I expected a lot of “afterschool special” moments filled with exposition about #blacklivesmatter and white privilege. There was some of that. But there was also a realness in the writing and a sincerity in the actors’ deliveries that kept me fully present and invested in the characters, the plot, and the film’s message.
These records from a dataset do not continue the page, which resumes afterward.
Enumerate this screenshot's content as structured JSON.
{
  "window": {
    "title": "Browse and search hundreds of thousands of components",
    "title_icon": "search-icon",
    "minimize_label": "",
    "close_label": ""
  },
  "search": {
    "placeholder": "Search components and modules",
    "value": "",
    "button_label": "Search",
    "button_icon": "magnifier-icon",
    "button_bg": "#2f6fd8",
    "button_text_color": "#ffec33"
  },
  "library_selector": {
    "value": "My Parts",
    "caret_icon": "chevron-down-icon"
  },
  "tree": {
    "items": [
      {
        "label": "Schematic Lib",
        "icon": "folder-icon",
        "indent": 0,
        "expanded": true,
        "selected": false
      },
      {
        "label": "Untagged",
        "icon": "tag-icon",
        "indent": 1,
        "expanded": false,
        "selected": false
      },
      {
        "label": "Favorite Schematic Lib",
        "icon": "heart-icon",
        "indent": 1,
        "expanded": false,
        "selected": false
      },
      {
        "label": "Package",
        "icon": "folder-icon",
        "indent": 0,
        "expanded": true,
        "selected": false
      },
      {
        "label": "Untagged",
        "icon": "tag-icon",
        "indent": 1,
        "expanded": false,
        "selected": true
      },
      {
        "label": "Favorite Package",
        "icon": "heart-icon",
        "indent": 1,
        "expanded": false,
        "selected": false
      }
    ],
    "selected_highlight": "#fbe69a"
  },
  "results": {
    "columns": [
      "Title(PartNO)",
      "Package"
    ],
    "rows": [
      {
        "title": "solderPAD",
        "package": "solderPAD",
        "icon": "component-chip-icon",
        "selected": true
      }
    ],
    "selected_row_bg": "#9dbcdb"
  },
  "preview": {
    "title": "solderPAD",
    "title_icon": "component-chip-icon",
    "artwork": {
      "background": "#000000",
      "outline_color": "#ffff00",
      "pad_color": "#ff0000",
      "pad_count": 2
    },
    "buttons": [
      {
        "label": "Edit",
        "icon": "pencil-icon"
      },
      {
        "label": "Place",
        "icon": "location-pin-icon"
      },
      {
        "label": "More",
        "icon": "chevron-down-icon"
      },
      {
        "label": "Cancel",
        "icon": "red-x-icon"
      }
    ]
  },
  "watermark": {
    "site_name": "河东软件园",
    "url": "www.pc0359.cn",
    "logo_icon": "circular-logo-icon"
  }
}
The movie felt like one gut-punch after another and with subject matter like this, the tears and anger that follow are inevitable reactions. But there were joyful moments with pretty decent laughs to give us a few breaks from the intensity. Was there overacting? Hell yes! It is a teen-centered movie, after all. And more importantly, how else do Black folks demonstrate our pain to white audiences? It was tolerable enough, though, that it didn’t pull me out of the story. The last 20 minutes, however, dragged on and on searching for a suitable ending to all of the conflict introduced throughout the film. But there’s really no simple ending to a story like this. And that made this 2 hour plus movie annoying toward the end.
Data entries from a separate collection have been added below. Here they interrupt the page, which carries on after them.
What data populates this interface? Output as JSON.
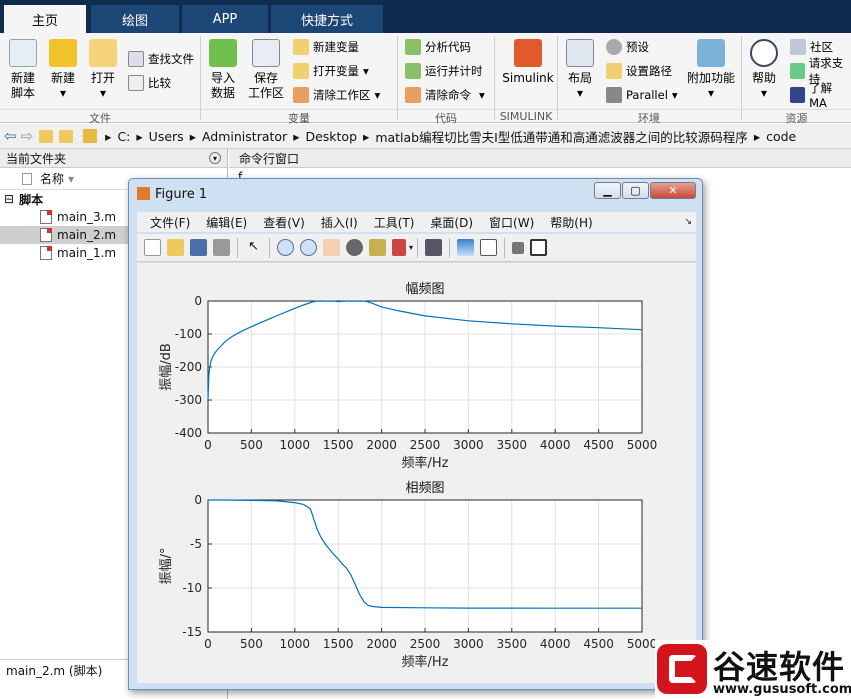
{
  "tabs": [
    "主页",
    "绘图",
    "APP",
    "快捷方式"
  ],
  "ribbon": {
    "new_script": [
      "新建",
      "脚本"
    ],
    "new": "新建",
    "open": "打开",
    "find_files": "查找文件",
    "compare": "比较",
    "import": [
      "导入",
      "数据"
    ],
    "save_ws": [
      "保存",
      "工作区"
    ],
    "new_var": "新建变量",
    "open_var": "打开变量",
    "clear_ws": "清除工作区",
    "analyze": "分析代码",
    "run_time": "运行并计时",
    "clear_cmd": "清除命令",
    "simulink": "Simulink",
    "layout": "布局",
    "prefs": "预设",
    "set_path": "设置路径",
    "parallel": "Parallel",
    "addons": "附加功能",
    "help": "帮助",
    "community": "社区",
    "support": "请求支持",
    "learn": "了解 MA",
    "sections": [
      "文件",
      "变量",
      "代码",
      "SIMULINK",
      "环境",
      "资源"
    ]
  },
  "address": [
    "C:",
    "Users",
    "Administrator",
    "Desktop",
    "matlab编程切比雪夫I型低通带通和高通滤波器之间的比较源码程序",
    "code"
  ],
  "files": {
    "panel_title": "当前文件夹",
    "col_name": "名称",
    "group": "脚本",
    "items": [
      "main_3.m",
      "main_2.m",
      "main_1.m"
    ],
    "status": "main_2.m  (脚本)"
  },
  "command": {
    "title": "命令行窗口",
    "prompt": "f"
  },
  "figure": {
    "title": "Figure 1",
    "menu": [
      "文件(F)",
      "编辑(E)",
      "查看(V)",
      "插入(I)",
      "工具(T)",
      "桌面(D)",
      "窗口(W)",
      "帮助(H)"
    ]
  },
  "chart_data": [
    {
      "type": "line",
      "title": "幅频图",
      "xlabel": "频率/Hz",
      "ylabel": "振幅/dB",
      "xlim": [
        0,
        5000
      ],
      "ylim": [
        -400,
        0
      ],
      "xticks": [
        0,
        500,
        1000,
        1500,
        2000,
        2500,
        3000,
        3500,
        4000,
        4500,
        5000
      ],
      "yticks": [
        0,
        -100,
        -200,
        -300,
        -400
      ],
      "grid": true,
      "x": [
        0,
        10,
        30,
        60,
        100,
        200,
        300,
        400,
        500,
        600,
        700,
        800,
        900,
        1000,
        1100,
        1200,
        1250,
        1300,
        1350,
        1400,
        1450,
        1500,
        1550,
        1600,
        1650,
        1700,
        1750,
        1800,
        1850,
        1900,
        2000,
        2200,
        2500,
        3000,
        3500,
        4000,
        4500,
        5000
      ],
      "y": [
        -300,
        -220,
        -185,
        -165,
        -150,
        -122,
        -104,
        -90,
        -78,
        -66,
        -55,
        -44,
        -33,
        -22,
        -12,
        -3,
        0,
        -1,
        0,
        -1,
        0,
        -2,
        -1,
        0,
        -1,
        0,
        -1,
        0,
        -3,
        -8,
        -18,
        -30,
        -45,
        -60,
        -69,
        -76,
        -81,
        -87
      ]
    },
    {
      "type": "line",
      "title": "相频图",
      "xlabel": "频率/Hz",
      "ylabel": "振幅/°",
      "xlim": [
        0,
        5000
      ],
      "ylim": [
        -15,
        0
      ],
      "xticks": [
        0,
        500,
        1000,
        1500,
        2000,
        2500,
        3000,
        3500,
        4000,
        4500,
        5000
      ],
      "yticks": [
        0,
        -5,
        -10,
        -15
      ],
      "grid": true,
      "x": [
        0,
        200,
        500,
        800,
        1000,
        1100,
        1180,
        1220,
        1260,
        1300,
        1350,
        1400,
        1450,
        1500,
        1550,
        1600,
        1650,
        1700,
        1750,
        1800,
        1850,
        1900,
        2000,
        2500,
        3000,
        4000,
        5000
      ],
      "y": [
        0,
        0,
        -0.05,
        -0.1,
        -0.3,
        -0.5,
        -1.0,
        -2.2,
        -3.4,
        -4.2,
        -5.0,
        -5.6,
        -6.2,
        -6.7,
        -7.3,
        -7.8,
        -8.6,
        -9.7,
        -10.8,
        -11.6,
        -12.0,
        -12.1,
        -12.2,
        -12.25,
        -12.28,
        -12.3,
        -12.3
      ]
    }
  ],
  "watermark": {
    "brand": "谷速软件",
    "url": "www.gususoft.com"
  }
}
The film highlights broad issues Black communities face: the tough choices we make to escape poverty, the frustration and confusion of being Black navigating white spaces, the very real set up of prison pipelines in public schools, and the struggle to transform family curses into family legacy. It’s clearly attempting to educate an audience that won’t ever see a Black neighborhood up close, while trying keep those of us who actually live there engaged. This film is talking to white people, white teens most likely. There were many in my screening. But I did find myself, a Black woman squarely on the inside of Black struggle in America, really considering how much hate I give to those that inflict pain on us. In that respect, I think this movie did what it set out to do.